Jason Ma from King George V School, and who has studied at an ESF school since Year 1, has accepted an offer at Cambridge University to study law.
He said: “I received some word from my university two hours before I got the results, so I was a lot less worried than I was expecting. But nevertheless when the moment, I think my parents were screaming louder than me! It was very rewarding to know that two years of hard work had paid off.
“From a young age, I’ve enjoyed debating issues, so it was a logical progression to do law. It’s something that is practical, and I’m interested in. There’s been so much going on for the past few months, so now I’m looking forward to some time spent doing nothing!”
Eugene Lau from Sha Tin College will be studying computer science at the University of California San Diego. He described the challenges of the past few months.
“At STC we completed most of our coursework by the time the quarantine kicked in, and then we were really anxious about the exams that never were, but it worked out fine. Now, for the summer, I will go back to playing chess and a bit of piano as well.”
Maggie So Mei Ke from Sha Tin College, who has accepted an offer to study chemistry at UCL in the UK, said: “I like the programme at UCL as they give us a lot of freedom in choosing our option modules. It’s just in a great location, in a vibrant city.
“The year was not as stressful or disruptive as I thought it’d be. At STC, we do all our coursework quite early. So, when the lockdown came, we just had to focus on learning the rest of the syllabus and prepare for the exams that didn’t happen.”
George Su from Sha Tin College will study theoretical physics at Imperial College London. Explaining why he chose this degree, George said:
“I’ve always wanted to study theoretical physics; it feels as if we wander around the world blind as our perceptions of the world are only a reflection of our senses. To explore the world as it really is, brings true meaning to the lives of humanity.
“When my results came, I was really nervous as I had to meet my offer, which was quite high. When I got the results, it was excitement and relief for me and my family.”
Athena Tsang from Sha Tin College has accepted an offer from UCL to study a Bachelor of Arts and Science. She said:
“I knew that I had passed the diploma and got a safe score, but I didn’t expect to get a 45 and I was repeatedly checking that it was actually me!
“I chose this course because it gives me a more inter-disciplinary approach to learning and focuses more on real life skills; it gives you more perspective on how different subjects and different areas of knowledge interconnect with each other. I think it’s really important in the real world and once you start working.”
Gavin Yeung from Sha Tin College will major in mathematics at University of Southern California. He said that while the beginning of the year was stressful working on our Extended Essay and Internal Assessments, "overall it was okay".

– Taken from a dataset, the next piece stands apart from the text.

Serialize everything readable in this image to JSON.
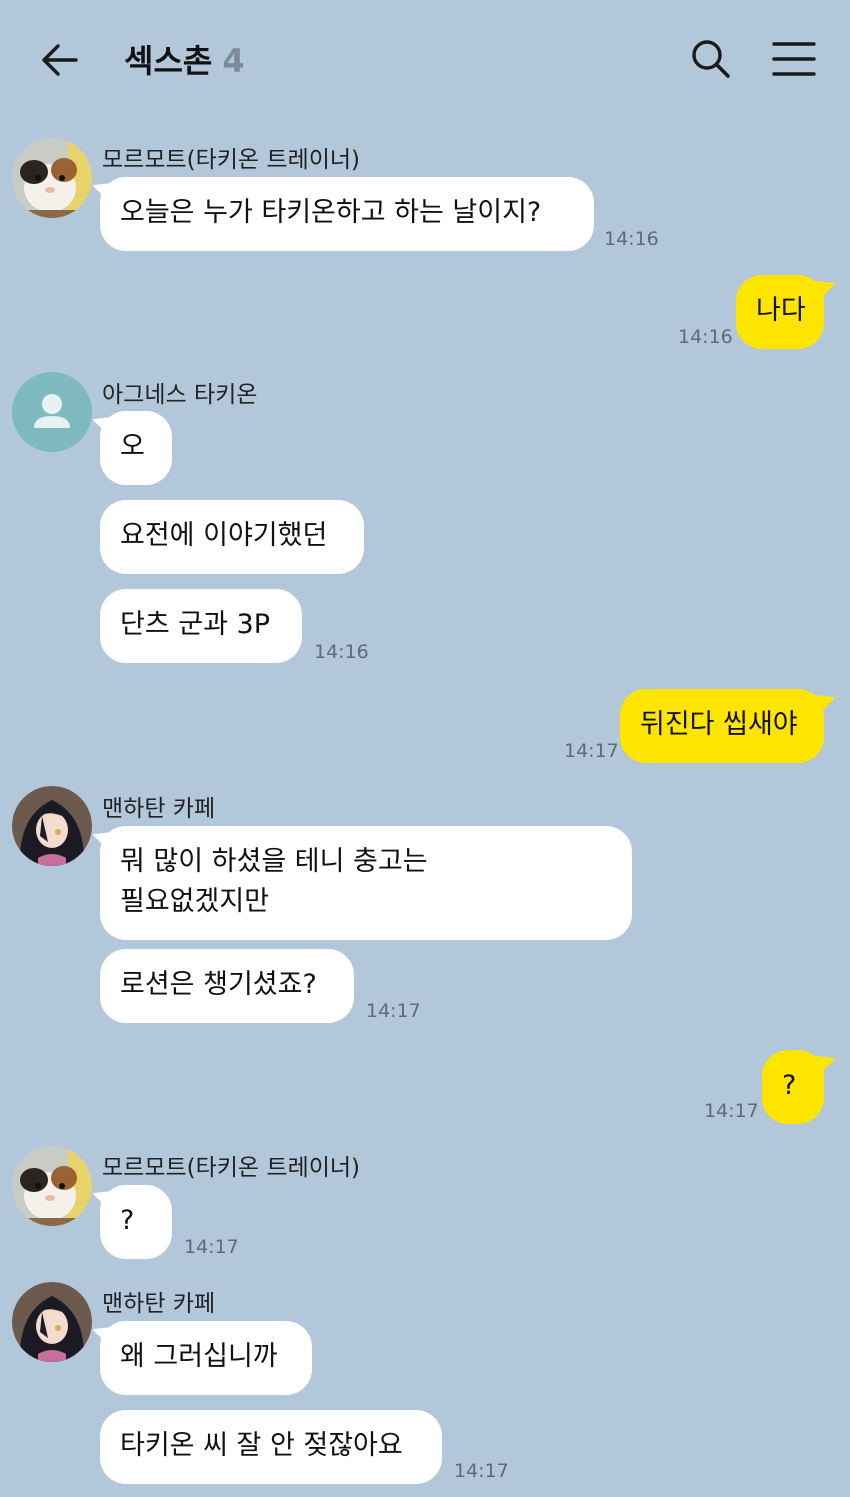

“I’m not sure what I want to be in the future, and I think that studying mathematics can really help to open some different areas of work.”
Charmaine Yuen from Sha Tin College, who has accepted an offer to study law at Oxford University, looks back at the past few months.
“At STC, we did finish our Extended Essay, Internal Assessments and Theory of Knowledge pretty early on, so all we had to was finish the syllabus and focus on past papers – and then the exams got cancelled!
Vereta Gour from South Island School will study a Bachelor of Science and Economics at the University of Pennsylvania.
“The night before the results came, I was trying to convince myself that it didn’t matter what I got as long as I passed; but then five minutes before, every minute felt like a year. When I opened the results, I was ecstatic, and it was such a shock; I was genuinely happy and so relived," said Vereta.
“I wanted to study economics to identify patterns in real life and use that to help people’s lives. The university gives me such scope to study other topics and potentially do a dual degree, it was the perfect place for me.”
Jasmine Lee from Renaissance College also scored 45, but was unavailable for comment.